There are high quality audio cards, but Soundblasters and the other cheap ones mentioned aren't even close to those. If your budget is tight, You are far better off to get into a dedicated preamp/audio interface, something like a Focusrite or Presonus USB device; 2 channel, XLR/Balanced, which will interface with your computer effortlessly, as long as you have an open USB slot.
Ultimately, the quality will, of course, depend on your budget. I'm not saying that these 2 suggestions are the only devices available, because they are not. You have options. I just mentioned these because they are very decent for the price ( $100 US or so), and will be light-years better in quality over the cards designed for gaming and internet/youtube stuff.
True mastering is done with very high quality audio devices - great preamps, and with great converter systems, using top notch monitors, in a room that has been acoustically balanced.
But if you just want to get into doing it in your home studio, one of those models I mentioned above - and your Samplitude program - will get you going, with much greater quality, and far less hassles.
-d.

Profile picture for user pcrecord

pcrecord Tue, 11/07/2017 - 11:37

Johnny Blade, post: 453936, member: 50338 wrote: All I want to do is mastering in computer!

Mastering calls for the best of the best of the best, Sir ! With honors !
The most critical things you shouldn't cheaping out is the converters, the monitors and the room acoustics.
Everything else can go on a decent budget but not those.
My humble opinion.

Unless we talk about learning which should be done on anything you can.. ;)

Profile picture for user Johnny Blade

Johnny Blade Tue, 11/07/2017 - 12:00

OK!

A close friend has a large, comfortable studio in his big house. A group of friends are constantly recording there and they make the necessary mixes, but no one has the patience to master. The task always ends up being left to me, but my resources basically boil down to a handful of very well-configured computers, without, however, a good audio card or something that equals it.

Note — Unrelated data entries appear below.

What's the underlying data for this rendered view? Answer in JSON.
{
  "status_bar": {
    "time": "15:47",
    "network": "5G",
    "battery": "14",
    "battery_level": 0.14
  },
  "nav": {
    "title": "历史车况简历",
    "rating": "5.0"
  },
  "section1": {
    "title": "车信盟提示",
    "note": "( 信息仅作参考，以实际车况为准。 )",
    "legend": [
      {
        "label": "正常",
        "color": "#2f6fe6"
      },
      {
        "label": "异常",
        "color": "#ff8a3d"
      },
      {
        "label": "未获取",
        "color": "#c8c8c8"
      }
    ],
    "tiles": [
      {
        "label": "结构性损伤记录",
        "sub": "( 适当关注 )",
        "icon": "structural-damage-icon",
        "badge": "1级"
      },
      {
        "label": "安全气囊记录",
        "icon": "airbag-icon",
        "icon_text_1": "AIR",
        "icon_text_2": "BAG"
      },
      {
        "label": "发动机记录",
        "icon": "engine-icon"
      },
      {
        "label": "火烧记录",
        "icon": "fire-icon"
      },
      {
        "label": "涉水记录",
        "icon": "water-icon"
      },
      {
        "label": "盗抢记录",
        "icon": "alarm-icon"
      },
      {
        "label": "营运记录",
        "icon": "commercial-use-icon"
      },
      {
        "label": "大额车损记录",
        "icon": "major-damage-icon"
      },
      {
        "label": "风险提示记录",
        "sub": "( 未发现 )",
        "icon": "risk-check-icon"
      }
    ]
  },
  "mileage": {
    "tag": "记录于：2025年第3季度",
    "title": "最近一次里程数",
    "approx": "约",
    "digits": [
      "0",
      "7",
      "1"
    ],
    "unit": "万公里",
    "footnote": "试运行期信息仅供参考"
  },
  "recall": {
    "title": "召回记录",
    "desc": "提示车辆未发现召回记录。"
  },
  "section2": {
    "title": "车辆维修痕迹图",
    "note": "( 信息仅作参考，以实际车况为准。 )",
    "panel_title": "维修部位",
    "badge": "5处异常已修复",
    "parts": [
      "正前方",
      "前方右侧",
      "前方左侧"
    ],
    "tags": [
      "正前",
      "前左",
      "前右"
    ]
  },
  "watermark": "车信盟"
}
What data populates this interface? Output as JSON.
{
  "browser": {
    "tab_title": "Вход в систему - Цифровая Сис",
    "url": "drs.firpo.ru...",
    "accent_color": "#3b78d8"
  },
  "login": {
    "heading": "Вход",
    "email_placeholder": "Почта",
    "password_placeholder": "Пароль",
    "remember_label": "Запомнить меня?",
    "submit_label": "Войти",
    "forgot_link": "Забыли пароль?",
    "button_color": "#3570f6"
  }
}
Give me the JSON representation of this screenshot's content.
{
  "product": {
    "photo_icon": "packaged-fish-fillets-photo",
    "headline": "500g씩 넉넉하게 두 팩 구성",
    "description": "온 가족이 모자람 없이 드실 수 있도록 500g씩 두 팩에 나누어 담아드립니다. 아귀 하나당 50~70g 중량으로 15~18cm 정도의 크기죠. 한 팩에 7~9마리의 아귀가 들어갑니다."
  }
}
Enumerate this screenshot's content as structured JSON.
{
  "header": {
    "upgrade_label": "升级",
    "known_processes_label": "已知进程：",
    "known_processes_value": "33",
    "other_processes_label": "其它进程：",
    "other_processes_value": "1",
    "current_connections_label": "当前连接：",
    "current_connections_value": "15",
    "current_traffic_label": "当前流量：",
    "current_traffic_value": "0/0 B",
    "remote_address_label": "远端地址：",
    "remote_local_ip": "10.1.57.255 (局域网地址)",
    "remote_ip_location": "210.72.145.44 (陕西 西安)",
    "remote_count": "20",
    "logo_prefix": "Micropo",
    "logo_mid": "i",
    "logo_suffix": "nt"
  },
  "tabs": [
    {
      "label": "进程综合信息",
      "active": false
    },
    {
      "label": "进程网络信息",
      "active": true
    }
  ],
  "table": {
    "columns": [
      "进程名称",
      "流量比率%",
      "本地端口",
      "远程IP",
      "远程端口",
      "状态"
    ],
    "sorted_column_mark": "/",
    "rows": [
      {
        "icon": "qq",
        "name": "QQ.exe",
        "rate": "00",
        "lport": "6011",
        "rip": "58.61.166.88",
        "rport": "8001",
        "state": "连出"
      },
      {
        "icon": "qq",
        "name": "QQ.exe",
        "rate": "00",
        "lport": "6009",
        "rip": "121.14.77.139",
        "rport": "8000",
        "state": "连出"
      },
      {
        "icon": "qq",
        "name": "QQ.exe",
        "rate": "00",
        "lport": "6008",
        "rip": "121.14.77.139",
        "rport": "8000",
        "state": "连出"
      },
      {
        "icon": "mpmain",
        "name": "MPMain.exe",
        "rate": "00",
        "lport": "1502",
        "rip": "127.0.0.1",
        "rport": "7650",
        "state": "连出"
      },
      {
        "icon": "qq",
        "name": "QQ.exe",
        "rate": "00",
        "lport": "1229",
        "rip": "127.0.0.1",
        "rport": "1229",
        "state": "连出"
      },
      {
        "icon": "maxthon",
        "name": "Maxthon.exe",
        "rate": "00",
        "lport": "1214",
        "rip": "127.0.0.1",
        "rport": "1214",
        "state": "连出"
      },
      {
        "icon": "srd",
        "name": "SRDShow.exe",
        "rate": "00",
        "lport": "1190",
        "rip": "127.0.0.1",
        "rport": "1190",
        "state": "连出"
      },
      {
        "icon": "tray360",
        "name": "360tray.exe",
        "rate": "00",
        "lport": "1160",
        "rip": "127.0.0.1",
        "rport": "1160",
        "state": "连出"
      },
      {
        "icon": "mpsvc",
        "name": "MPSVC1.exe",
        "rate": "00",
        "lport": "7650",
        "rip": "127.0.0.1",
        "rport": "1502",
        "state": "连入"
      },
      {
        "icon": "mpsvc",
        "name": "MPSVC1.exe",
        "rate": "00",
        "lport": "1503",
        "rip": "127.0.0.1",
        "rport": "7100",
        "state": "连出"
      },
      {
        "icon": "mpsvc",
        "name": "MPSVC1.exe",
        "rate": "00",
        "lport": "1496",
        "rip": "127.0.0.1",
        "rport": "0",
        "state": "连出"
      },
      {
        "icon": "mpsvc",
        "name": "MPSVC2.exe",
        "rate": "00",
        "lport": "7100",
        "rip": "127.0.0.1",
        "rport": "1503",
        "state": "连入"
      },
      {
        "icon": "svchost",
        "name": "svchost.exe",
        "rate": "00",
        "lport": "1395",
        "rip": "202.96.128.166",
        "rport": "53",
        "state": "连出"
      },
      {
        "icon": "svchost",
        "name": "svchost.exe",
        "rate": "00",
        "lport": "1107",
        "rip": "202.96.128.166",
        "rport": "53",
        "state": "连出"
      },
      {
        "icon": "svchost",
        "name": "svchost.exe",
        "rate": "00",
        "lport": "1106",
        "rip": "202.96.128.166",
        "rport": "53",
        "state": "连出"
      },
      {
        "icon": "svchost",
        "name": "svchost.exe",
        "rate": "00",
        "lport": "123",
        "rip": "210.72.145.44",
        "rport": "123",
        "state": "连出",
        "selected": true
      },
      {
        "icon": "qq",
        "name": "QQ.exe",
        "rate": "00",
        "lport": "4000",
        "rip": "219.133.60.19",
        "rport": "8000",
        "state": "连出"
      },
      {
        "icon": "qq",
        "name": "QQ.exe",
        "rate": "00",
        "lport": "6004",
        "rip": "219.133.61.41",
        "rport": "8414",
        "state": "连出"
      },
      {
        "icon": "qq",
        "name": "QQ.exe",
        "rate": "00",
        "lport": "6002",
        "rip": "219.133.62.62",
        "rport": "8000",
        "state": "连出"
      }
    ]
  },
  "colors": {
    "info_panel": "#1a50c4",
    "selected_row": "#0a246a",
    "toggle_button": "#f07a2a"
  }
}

They sing, dub, make music for hobby, and I transform their hobby into uncompromising CDs.

After a long time limited to the same resources, we are striving to improve the quality of all work, from recording to mastering.

The studio is being severely modernized, so it's my turn to collaborate...

Although it's all a hobby among friends, since the most we've ever done are a few gigs in bars and other studios - not for profit - the fact is we're all getting old but eager to make a leap in quality.

Thank you all for the advices and suggestions!

Very useful for someone like me, who can not even be qualified as amateur... :oops:

Profile picture for user DonnyThompson

DonnyThompson Tue, 11/07/2017 - 14:54

I always encourage younger engineers to try new things, to challenge themselves, to improve their knowledge and skills.
In this case -actually in pretty much all cases but especially this one - cheap gear will only get you so far. Good quality gear -audio interface, preamps, converters, monitors and a well balanced listening environment - are necessary to get quality results. That's not to say you shouldn't do it, you should .. but know that there will come a time when your own knowledge and skill will be limited by the lower cost gear you are working with. ;)